As I climb the ever-changing landscape of Dinosaur Provincial Park with only the wind for company, I feel as if someone (or something) is watching me.
Alone in the Canadian badlands, where silence reigns supreme and winds are high at the base of mountains or on top of them, an irrational fear of what might be lurking in the shadows crosses my mind for a fraction of a second. But a glance to my right reveals the watchful form is nothing but a crack in the rocks—a pipe large enough to be felt as a presence in my peripheral vision.
Ghosts of rains past make themselves known as rills in the rocks, lines embellishing sides of mountains that in some months or years, will no longer be.
The environment is harsh; the weather works in extremes. But there will always be those organisms that push through and live, despite the hardships they must endure. Small trees can be seen growing through cracks in the barren rocks, a metaphor for difficulties and overcoming them in human life.
Climbing among these rocks, I don’t know where I’m going. A trail is not clearly marked, despite fallen signs that scream, “STAY ON DESIGNATED TRAIL.” So, like those before me, I explore the area, though I do not discover the bones of ancients beasts. I do observe beautiful rock formations and read interpretive panels that make this exploration not only a feast for the eyes, but a lesson in history, geography, and geology.
Dinosaur Provincial Park is a UNESCO World Heritage Site, and so named because of the many dinosaur fossils discovered here. As I walk among these rock formations, even the rocks remind me of dinosaur bones and footprints.
Over 150 complete dinosaur skeletons have been found at Dinosaur Provincial Park, and this number does not include the several pieces of individual bones, plus fossils of many other species—as many as 450 different fossil organisms.
This park is a wonderful destination for children and adults alike, whether they are obsessed with dinosaurs or simply interested in science, history, or geography. But the learning opportunities in this park are not the only attraction.
The campground is peaceful, quiet, and at night, the stars come out in all their glory in the dark, clear skies of Alberta. During the day, a playground and hiking trails beckon the playful and adventurous.
The campground is available year-round and electricity is available at each campsite; however, water is turned off during the off-season. You can still get water near the camping kiosk if need be, and the dump stations are always available.
Before leaving the park, a stop at the Visitor Center is a must. There is a modest fee to enter, but it’s well worth it.
Dinosaur Provincial Park Visitor Center: Dinosaur Fossils & More

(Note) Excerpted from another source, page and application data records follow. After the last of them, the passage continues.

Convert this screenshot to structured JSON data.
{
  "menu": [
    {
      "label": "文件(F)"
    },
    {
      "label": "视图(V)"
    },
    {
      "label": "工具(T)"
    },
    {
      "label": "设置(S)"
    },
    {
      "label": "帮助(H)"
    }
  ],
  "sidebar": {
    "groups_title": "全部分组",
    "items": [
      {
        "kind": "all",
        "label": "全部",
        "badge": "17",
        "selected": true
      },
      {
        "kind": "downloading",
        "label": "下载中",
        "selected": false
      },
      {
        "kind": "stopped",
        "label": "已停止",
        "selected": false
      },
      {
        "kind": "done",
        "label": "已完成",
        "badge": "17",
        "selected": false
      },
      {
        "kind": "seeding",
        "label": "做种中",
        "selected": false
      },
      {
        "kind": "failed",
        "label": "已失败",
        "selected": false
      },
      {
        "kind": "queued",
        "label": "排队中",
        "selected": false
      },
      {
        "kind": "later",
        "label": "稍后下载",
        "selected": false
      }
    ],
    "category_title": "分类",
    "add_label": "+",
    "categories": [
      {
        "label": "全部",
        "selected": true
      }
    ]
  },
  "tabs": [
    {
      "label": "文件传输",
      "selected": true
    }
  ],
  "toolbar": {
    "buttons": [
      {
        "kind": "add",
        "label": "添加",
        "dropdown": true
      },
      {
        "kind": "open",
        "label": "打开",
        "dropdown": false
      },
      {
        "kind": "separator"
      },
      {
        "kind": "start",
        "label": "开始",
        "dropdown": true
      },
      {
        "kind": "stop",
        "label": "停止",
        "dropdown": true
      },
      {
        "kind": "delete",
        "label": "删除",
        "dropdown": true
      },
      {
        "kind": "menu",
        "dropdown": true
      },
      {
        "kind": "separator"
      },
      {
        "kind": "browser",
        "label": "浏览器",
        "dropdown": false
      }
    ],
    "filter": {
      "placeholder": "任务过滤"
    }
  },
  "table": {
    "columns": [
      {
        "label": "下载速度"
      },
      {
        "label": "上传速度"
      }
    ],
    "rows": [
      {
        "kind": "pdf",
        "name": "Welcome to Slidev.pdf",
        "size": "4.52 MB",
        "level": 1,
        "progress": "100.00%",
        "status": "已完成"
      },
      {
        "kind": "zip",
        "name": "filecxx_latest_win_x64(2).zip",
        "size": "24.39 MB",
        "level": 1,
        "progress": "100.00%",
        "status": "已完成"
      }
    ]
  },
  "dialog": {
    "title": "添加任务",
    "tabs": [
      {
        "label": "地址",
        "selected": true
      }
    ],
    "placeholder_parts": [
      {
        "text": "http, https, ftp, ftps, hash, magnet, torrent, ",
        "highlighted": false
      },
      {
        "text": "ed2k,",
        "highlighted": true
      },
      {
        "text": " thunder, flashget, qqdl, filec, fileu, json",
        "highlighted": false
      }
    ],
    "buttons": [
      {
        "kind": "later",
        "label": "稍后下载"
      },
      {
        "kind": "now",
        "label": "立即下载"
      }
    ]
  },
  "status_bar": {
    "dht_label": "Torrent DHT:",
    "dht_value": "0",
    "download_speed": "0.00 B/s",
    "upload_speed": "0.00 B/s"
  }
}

The gentle giant has no chance against the pack of small but vicious creatures who want to feed upon it. The hadrosaurs stands no chance against the four dromaeosaurus who leave bite marks on his tibia—the spacing and depth of which inspire this display.
Over 100 years of research has gone into the study of dinosaurs, and what was dubbed the “dinosaur rush” in what is now known as Dinosaur Provincial Park has provided us with amazing displays of fossils, not only of dinosaurs, but of extinct reptiles, crustaceans, and plants.
The many fossil displays are interesting and awe-inspiring for adults and children alike, but there are special treats for the children. Our kids especially enjoyed being fossil hunters back when this park was first being explored.
And both our bookworm and our stuffed-animal lover found a cozy place to spend a few minutes after looking at the displays.
Dinosaur Provincial Park has a lot to offer, from the silence of its campground, to the interesting information and displays at the Visitor Center, to the unique landscapes of the badlands, coulees, and more. Perhaps my favourite aspect of the unique landscapes were the interesting formations in some of the trails I walked.
And of course, Alberta’s beautiful skies are always a treat for the eyes, here at Dinosaur Provincial Park, or anywhere in the province.
We really enjoyed our time at Dinosaur Provincial Park, and definitely recommend a visit if you are looking for a quiet place to camp, beautiful skies, and if you would like to learn more about paleontology, geology, geography, history, and more. It’s an excellent place for nature studies in general as well, since you can see plenty of wildlife and/or evidence of its presence. As an example, on our first night at the campground, we got to see some beautiful deer, fairly up close.
And you can find plenty of scat and footprints on trails and walkways, which makes it a fun exercise for identification. I was pretty impressed when my 4-year-old was able to identify deer scat because she saw the footprints next to it. When I asked, what animal do you think left this scat? M-girl looked for a second and then yelled, “it was a deer, Mama! Look at the footprints!” Yep, proud Mama moment 🙂
We all enjoyed walking around the park, checking out displays at the visitor center, looking at the unique landscape, and enjoying the silence in the evening. We did have a couple of campfires, but the winds were so high that they weren’t anything to write home about. The scenery, however, deserves a few more pictures on the blog, so here you go.
We have now been to two Dinosaur Parks: Dinosaur Valley State Park in Texas, and Dinosaur Provincial Park in Alberta. I loved both of these parks for everything they had to offer, but I must say the Visitor Center at the Alberta Park was pretty neat, and the beautiful silence of the campground makes me want to return some day. I think both of these parks are worth a visit. Have you ever been to either of these parks? What was you favourite thing about them?